A vegetable garden is a wonderful way to enjoy the sun and soil. It can be hours of pleasurable activity, planning, nurturing and eating. Fresh vegetables taste better than any bought in the store. Whether you’ve been dreaming of a vegetable garden or haven’t had luck with what you’ve started, creating a vegetable garden doesn’t have to be a mystery.
Just make sure you pay attention to the basics. You don’t want to realize in the middle of summer that your garden hose can’t reach the vegetable plot or the peppers you planted need a spot with more sun.
Here are six vegetable garden basics to know before you plant your first seeds.
Vegetable gardens need certain basics. Sun is the first one. Ideally, a vegetable garden should get six to eight hours of sun per day in the summer. So, don’t plant in the shade of tall trees or in a space where the house will block the sun.
You will also need an adequate amount of space for the plants to grow and flourish. A good rule of thumb is to keep 18 inches to 24 inches between plants like tomatoes and cucumbers. The total size of your plot is up to you.
A 16- by 10-foot garden will likely give you enough to feed a family of four. Remember, you don’t want to be overwhelmed the first time out. A smaller garden will also give you experience in planting and harvesting. And you won’t feel like barricading yourself from yet more cucumbers once the plants start to produce.
As you’re looking at available yard space, keep siting requirements in mind. The ground should be level. It’s not impossible to grow gardens on sloping land, but it’s much harder to weed, hoe and rototiller. Be sure your garden is close to available water sources. Otherwise, you’ll be carrying a lot of watering cans back and forth, which can get old really fast.
If the first balmy days of spring have you rushing out with seed packets…don’t. A good garden needs to be planned. And we mean, literally, sit down with a pencil and paper and plan the size, what you will plant in each area, when you will plant it and when it should be harvested. Graph paper is good for sketching the plot. Then write “when to plant” and “when to harvest” in lists.
Planning ensures the crops have enough space. If you don’t have enough space for both carrots and radishes, a list can tell you this before you start digging. Lists also ensure you don’t plant too late for a good harvest.
You need to know beforehand when seeds should go in the ground and when there should be vegetables ready! When planning the harvest, make sure it doesn’t coincide with vacation time. Also, make sure you won’t have a frantic two weeks when everything is ripe.
Some vegetables are easier to grow than others. It’s a good idea for newbie gardeners to focus on the easy ones. Next year, grow some of the harder ones. Easy ones include lettuce, basil, cucumbers, radishes and carrots. You can simply plant these in the ground, weed, fertilize and water, then pick when they are ready. Radishes can go from seed to table in about 20 days.

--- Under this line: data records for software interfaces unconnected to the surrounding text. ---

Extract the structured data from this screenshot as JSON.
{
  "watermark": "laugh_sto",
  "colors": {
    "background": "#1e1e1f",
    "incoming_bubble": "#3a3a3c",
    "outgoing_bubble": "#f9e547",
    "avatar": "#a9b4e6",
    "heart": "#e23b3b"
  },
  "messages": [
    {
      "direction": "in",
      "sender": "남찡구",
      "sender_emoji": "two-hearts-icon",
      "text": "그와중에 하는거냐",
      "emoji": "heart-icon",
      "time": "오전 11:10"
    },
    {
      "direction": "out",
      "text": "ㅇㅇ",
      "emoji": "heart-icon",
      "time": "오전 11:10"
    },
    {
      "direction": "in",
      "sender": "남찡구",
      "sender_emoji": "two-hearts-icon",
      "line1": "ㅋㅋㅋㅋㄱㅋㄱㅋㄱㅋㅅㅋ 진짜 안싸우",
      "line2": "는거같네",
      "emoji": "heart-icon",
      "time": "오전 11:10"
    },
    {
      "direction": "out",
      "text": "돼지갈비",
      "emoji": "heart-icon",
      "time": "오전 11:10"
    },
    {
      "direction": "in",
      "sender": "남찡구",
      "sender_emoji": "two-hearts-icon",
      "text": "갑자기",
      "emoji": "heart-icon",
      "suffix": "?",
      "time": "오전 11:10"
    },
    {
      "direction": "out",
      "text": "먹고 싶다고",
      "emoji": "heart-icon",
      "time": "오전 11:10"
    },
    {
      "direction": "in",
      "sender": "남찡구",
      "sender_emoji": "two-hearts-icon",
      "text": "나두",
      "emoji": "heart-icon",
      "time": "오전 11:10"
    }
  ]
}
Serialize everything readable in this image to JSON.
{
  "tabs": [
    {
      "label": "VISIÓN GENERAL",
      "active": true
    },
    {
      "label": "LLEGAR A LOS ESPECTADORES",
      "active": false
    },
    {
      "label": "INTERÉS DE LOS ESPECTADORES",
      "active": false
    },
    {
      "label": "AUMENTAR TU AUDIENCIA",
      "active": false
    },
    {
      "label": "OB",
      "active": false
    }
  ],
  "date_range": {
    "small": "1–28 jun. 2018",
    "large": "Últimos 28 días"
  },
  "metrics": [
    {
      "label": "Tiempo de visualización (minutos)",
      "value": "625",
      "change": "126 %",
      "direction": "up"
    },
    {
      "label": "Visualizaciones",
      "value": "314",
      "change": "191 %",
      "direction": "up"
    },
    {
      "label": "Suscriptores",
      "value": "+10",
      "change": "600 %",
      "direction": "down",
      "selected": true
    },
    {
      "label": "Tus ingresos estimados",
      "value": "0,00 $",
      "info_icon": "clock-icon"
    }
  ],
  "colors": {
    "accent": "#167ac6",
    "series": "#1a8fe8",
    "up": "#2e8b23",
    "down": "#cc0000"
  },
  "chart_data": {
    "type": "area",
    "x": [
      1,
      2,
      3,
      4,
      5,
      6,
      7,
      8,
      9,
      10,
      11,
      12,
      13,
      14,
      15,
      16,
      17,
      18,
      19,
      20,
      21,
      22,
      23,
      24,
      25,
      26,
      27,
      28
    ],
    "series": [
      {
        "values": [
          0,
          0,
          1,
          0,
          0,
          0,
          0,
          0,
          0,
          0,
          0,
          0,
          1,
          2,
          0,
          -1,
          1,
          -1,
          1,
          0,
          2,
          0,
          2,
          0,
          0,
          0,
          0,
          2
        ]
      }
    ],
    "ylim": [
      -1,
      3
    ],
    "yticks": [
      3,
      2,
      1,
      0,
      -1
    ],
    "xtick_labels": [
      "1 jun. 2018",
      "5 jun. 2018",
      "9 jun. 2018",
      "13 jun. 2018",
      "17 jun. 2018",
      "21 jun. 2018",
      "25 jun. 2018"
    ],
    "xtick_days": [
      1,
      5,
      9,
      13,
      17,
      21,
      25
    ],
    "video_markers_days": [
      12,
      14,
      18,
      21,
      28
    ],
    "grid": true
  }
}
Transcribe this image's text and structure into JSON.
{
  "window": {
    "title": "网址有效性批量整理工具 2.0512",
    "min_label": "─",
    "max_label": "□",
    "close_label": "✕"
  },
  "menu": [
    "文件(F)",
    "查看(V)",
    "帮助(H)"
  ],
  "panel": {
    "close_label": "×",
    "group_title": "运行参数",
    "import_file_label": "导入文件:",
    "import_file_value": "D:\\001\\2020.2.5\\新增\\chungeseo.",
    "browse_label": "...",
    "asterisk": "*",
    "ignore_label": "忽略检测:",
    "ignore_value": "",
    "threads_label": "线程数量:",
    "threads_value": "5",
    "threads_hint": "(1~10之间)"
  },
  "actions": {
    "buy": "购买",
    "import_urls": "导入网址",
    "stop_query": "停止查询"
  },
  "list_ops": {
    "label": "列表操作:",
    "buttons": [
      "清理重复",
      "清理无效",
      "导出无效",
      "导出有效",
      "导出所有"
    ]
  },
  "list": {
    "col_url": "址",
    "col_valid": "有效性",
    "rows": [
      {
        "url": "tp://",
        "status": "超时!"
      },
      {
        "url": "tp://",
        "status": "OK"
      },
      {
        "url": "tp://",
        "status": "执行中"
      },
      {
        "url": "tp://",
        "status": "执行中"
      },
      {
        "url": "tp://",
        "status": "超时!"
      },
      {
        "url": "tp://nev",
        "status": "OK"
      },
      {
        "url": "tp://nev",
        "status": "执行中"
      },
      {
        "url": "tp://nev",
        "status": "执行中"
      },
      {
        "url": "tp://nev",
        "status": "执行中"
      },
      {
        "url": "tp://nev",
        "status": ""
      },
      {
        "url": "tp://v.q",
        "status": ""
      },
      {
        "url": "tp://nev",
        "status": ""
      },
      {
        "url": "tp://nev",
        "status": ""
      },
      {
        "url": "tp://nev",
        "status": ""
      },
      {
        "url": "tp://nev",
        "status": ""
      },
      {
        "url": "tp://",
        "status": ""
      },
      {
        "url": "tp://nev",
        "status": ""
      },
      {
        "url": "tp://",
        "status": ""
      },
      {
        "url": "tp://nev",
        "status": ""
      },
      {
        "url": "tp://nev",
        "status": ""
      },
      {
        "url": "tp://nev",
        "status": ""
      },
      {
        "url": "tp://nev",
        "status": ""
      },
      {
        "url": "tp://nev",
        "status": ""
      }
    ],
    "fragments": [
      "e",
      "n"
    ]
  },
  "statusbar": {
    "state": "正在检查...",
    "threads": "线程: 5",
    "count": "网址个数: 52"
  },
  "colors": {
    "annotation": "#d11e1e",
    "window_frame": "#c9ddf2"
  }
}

Tomatoes, green beans and zucchini are also easy. They grow best with a trellis or stake support, so they are slightly more complicated to grow. Some gardeners suggest newbies begin with cherry tomatoes, which are small and can be grown plant by plant.
Plants need room to set down roots. Water needs a place to go. If your soil is compacted, you need to hoe, dig and perhaps rototiller until it is loose enough to receive seeds or plants. In general, the soil needs to be loose about one foot down from the topsoil. Tomato roots will need two feet.
Then, add mulch and fertilizer. Mulch adds nutrients to the soil. Mulch can be made of bark, pine needles and grass clippings. In general, 10 percent to 20 percent of the soil should be compost. Use fertilizer very sparingly.
Your garden needs steady care and maintenance. Make sure it receives plenty of water, especially when the seeds or plants first hit the ground. Check the topsoil frequently, and water before it gets dry. The only way to be sure your plants are getting enough water but not too much is to use your hands and check. They can show signs of mold or failure to thrive if they are getting too much water.
Weed frequently as well. Weeds can grow quickly enough to choke seedlings before they start flourishing. While herbicides can kill weeds, they also have harmful effects on the garden itself. It’s best to pull up weeds by hand. This will not be a huge chore if you check for weeds regularly.
As you’re checking for weeds, look for signs of pests. The category of pests is broad, ranging from aphids to rabbits. They can destroy all your work in the garden. Insects can either be visible or leave signs of damage. Check with your local plant store about ways to get rid of them. Rabbits will eat your lettuce and other plants. A fence will discourage rabbits.
Finally, make sure you have all the common tools before you start. A hoe, shovel and some spades, for starters, will help prepare the garden. A watering can and gardening gloves are also good ideas.
Keep shoes and clothes just for gardening. If you’re doing it right, they’ll be too dirty and stained to use for anything else. Many people like to wear a hat that shades their eyes and keeps the sun off in the summer.
And there you have it! Take it easy and follow these simple steps. You’ll be enjoying fresh radishes and tomatoes this summer if you plant this spring.